> **Required work**
For the entries below, state how many lines include the string "chevron", and write nothing besides that number.

[Interface dataset entries]

==============================

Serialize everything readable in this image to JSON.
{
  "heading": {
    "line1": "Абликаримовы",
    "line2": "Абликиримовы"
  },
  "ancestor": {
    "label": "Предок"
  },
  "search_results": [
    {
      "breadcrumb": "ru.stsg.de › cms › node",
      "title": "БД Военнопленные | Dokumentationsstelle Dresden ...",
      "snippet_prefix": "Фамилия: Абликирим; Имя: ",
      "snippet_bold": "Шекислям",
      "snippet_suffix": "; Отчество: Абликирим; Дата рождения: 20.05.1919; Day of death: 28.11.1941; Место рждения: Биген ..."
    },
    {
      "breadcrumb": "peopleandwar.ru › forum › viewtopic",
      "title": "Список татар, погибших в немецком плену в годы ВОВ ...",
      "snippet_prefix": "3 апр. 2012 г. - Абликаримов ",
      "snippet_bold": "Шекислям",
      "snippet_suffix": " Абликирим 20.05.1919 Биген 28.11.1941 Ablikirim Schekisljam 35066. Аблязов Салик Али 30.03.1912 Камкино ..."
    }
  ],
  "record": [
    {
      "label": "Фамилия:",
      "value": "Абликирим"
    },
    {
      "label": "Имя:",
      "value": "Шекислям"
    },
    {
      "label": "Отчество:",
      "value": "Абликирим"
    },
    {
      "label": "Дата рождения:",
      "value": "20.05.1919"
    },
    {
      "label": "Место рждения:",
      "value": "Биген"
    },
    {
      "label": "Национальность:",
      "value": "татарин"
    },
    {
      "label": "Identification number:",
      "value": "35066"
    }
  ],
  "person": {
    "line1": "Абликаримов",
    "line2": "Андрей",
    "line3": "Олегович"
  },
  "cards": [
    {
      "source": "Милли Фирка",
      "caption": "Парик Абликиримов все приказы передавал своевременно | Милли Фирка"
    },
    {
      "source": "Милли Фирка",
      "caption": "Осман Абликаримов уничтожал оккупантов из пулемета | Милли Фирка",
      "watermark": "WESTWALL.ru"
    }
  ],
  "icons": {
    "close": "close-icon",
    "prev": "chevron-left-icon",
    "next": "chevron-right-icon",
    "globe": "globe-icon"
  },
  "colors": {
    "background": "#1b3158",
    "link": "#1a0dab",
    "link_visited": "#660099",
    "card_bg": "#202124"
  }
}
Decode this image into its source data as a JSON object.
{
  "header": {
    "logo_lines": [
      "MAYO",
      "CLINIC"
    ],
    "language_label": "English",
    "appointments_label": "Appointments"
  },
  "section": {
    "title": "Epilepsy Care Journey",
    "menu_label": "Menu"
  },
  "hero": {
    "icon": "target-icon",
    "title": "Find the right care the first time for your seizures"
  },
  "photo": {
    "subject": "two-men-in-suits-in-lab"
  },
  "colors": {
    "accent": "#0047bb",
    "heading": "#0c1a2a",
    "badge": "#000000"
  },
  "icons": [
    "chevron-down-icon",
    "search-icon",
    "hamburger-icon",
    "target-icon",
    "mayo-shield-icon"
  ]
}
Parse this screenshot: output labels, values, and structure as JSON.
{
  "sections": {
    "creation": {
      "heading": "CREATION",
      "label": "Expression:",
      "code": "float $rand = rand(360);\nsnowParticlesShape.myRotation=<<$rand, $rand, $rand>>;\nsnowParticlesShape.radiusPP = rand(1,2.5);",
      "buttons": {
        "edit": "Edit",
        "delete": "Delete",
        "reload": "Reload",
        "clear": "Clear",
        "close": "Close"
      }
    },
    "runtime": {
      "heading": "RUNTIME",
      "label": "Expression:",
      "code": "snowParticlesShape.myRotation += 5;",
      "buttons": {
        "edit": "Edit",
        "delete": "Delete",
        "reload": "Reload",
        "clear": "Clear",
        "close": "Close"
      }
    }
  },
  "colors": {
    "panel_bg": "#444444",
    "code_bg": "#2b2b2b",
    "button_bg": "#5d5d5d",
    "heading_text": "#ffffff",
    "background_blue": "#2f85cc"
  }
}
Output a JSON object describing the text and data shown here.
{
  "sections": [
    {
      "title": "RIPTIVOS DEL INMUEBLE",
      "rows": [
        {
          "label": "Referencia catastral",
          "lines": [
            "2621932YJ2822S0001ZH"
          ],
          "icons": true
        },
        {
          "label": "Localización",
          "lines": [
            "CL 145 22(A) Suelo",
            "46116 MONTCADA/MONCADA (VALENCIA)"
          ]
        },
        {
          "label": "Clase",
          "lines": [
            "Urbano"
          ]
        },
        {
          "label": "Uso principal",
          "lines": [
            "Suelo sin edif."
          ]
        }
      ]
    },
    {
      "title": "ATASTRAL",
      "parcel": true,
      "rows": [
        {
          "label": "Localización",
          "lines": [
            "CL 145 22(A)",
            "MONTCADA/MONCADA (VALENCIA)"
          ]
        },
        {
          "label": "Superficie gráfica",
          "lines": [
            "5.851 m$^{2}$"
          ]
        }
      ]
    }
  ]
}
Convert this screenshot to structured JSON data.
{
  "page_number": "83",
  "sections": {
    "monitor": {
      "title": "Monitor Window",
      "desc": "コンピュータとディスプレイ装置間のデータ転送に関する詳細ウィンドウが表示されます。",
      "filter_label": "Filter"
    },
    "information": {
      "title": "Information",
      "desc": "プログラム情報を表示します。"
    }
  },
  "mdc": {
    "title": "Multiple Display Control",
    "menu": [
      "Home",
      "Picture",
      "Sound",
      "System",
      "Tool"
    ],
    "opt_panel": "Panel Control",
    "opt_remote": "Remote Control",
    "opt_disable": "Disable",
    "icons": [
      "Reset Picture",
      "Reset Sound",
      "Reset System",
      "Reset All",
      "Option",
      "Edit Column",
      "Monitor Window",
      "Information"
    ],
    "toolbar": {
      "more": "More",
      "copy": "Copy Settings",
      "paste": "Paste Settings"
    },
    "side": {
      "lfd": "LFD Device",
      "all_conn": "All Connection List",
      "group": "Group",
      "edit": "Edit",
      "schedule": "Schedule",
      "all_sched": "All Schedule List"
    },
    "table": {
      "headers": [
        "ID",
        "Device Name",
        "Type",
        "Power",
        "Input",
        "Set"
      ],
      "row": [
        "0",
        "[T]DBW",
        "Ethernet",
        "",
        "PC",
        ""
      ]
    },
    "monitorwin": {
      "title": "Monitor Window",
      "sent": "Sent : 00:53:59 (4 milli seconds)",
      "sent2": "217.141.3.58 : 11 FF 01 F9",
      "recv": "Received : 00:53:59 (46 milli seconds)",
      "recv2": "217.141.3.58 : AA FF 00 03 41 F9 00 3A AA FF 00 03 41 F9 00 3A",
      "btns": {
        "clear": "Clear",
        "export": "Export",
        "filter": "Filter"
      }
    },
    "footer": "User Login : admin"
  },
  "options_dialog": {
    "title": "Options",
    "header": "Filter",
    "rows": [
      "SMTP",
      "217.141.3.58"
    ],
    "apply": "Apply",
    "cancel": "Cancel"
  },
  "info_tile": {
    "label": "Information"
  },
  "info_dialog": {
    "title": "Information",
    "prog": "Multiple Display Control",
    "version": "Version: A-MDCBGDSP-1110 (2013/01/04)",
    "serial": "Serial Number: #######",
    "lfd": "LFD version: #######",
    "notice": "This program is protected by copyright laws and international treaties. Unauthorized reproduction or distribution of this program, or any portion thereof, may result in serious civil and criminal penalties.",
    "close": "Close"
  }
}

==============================

> **Exercise response**
3